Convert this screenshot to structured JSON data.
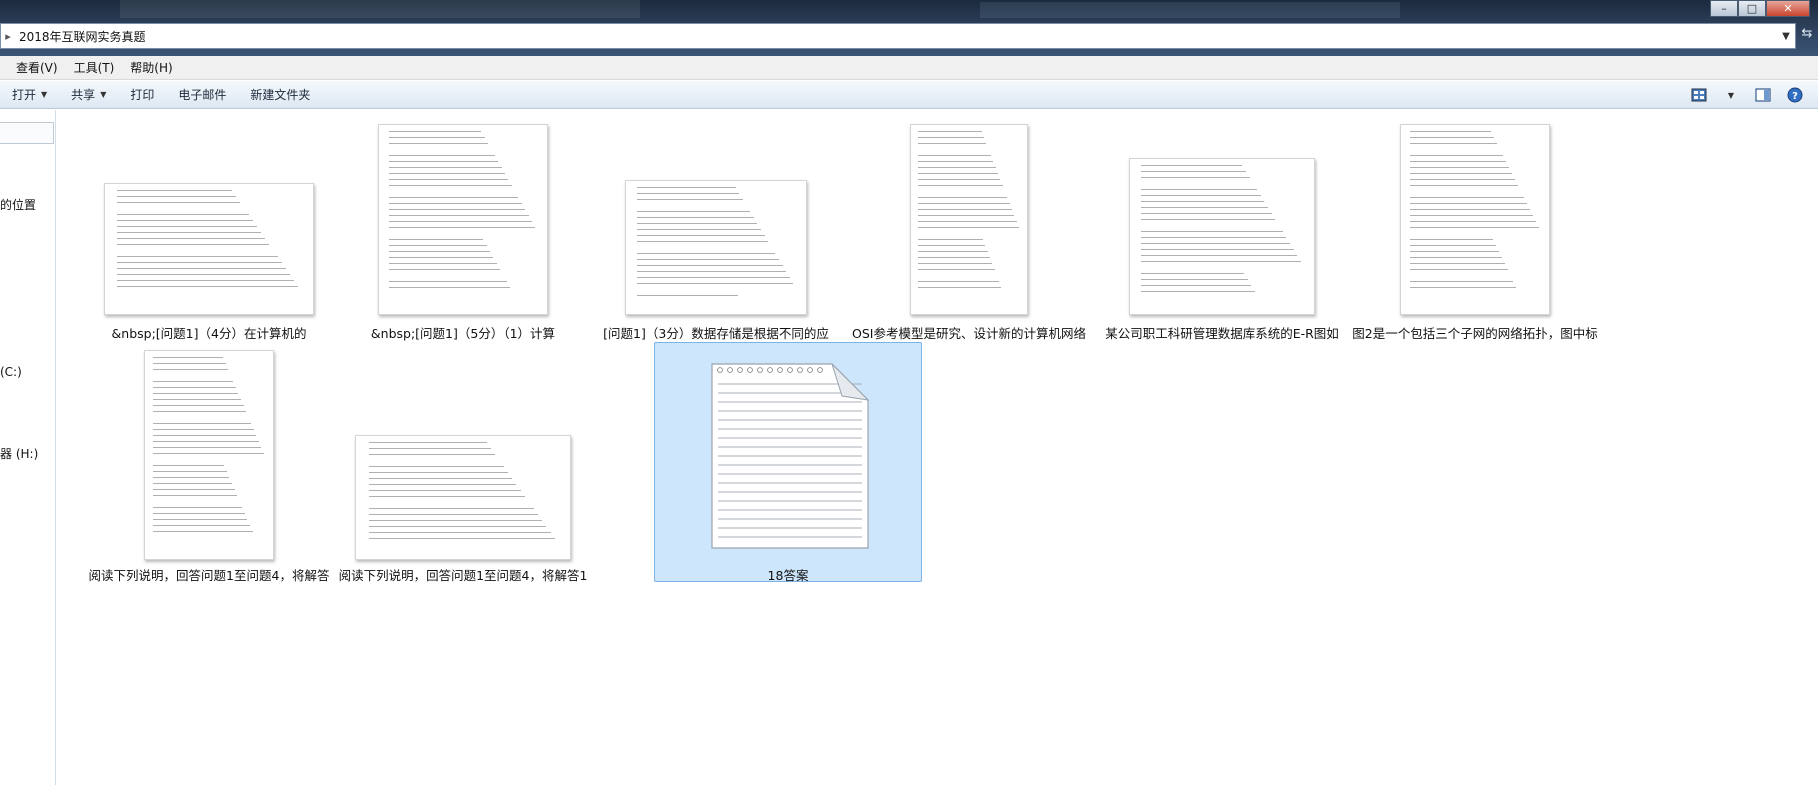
{
  "window": {
    "address_path": "2018年互联网实务真题",
    "controls": [
      "–",
      "□",
      "✕"
    ]
  },
  "menubar": {
    "items": [
      "查看(V)",
      "工具(T)",
      "帮助(H)"
    ]
  },
  "toolbar": {
    "open_label": "打开",
    "share_label": "共享",
    "print_label": "打印",
    "email_label": "电子邮件",
    "new_folder_label": "新建文件夹"
  },
  "navpane": {
    "items": [
      "的位置",
      "(C:)",
      "器 (H:)"
    ]
  },
  "files": [
    {
      "caption": "&nbsp;[问题1]（4分）在计算机的",
      "kind": "doc"
    },
    {
      "caption": "&nbsp;[问题1]（5分）（1）计算",
      "kind": "doc"
    },
    {
      "caption": "[问题1]（3分）数据存储是根据不同的应",
      "kind": "doc"
    },
    {
      "caption": "OSI参考模型是研究、设计新的计算机网络",
      "kind": "doc"
    },
    {
      "caption": "某公司职工科研管理数据库系统的E-R图如",
      "kind": "doc"
    },
    {
      "caption": "图2是一个包括三个子网的网络拓扑，图中标",
      "kind": "doc"
    },
    {
      "caption": "阅读下列说明，回答问题1至问题4，将解答",
      "kind": "doc"
    },
    {
      "caption": "阅读下列说明，回答问题1至问题4，将解答1",
      "kind": "doc"
    },
    {
      "caption": "18答案",
      "kind": "notepad",
      "selected": true
    }
  ],
  "colors": {
    "selection_fill": "#cde6fb",
    "selection_border": "#7db3e4",
    "window_chrome": "#2a3d57"
  }
}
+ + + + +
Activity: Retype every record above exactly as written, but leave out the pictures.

Response:
Convert this screenshot to structured JSON data.
{
  "window": {
    "address_path": "2018年互联网实务真题",
    "controls": [
      "–",
      "□",
      "✕"
    ]
  },
  "menubar": {
    "items": [
      "查看(V)",
      "工具(T)",
      "帮助(H)"
    ]
  },
  "toolbar": {
    "open_label": "打开",
    "share_label": "共享",
    "print_label": "打印",
    "email_label": "电子邮件",
    "new_folder_label": "新建文件夹"
  },
  "navpane": {
    "items": [
      "的位置",
      "(C:)",
      "器 (H:)"
    ]
  },
  "files": [
    {
      "caption": "&nbsp;[问题1]（4分）在计算机的",
      "kind": "doc"
    },
    {
      "caption": "&nbsp;[问题1]（5分）（1）计算",
      "kind": "doc"
    },
    {
      "caption": "[问题1]（3分）数据存储是根据不同的应",
      "kind": "doc"
    },
    {
      "caption": "OSI参考模型是研究、设计新的计算机网络",
      "kind": "doc"
    },
    {
      "caption": "某公司职工科研管理数据库系统的E-R图如",
      "kind": "doc"
    },
    {
      "caption": "图2是一个包括三个子网的网络拓扑，图中标",
      "kind": "doc"
    },
    {
      "caption": "阅读下列说明，回答问题1至问题4，将解答",
      "kind": "doc"
    },
    {
      "caption": "阅读下列说明，回答问题1至问题4，将解答1",
      "kind": "doc"
    },
    {
      "caption": "18答案",
      "kind": "notepad",
      "selected": true
    }
  ],
  "colors": {
    "selection_fill": "#cde6fb",
    "selection_border": "#7db3e4",
    "window_chrome": "#2a3d57"
  }
}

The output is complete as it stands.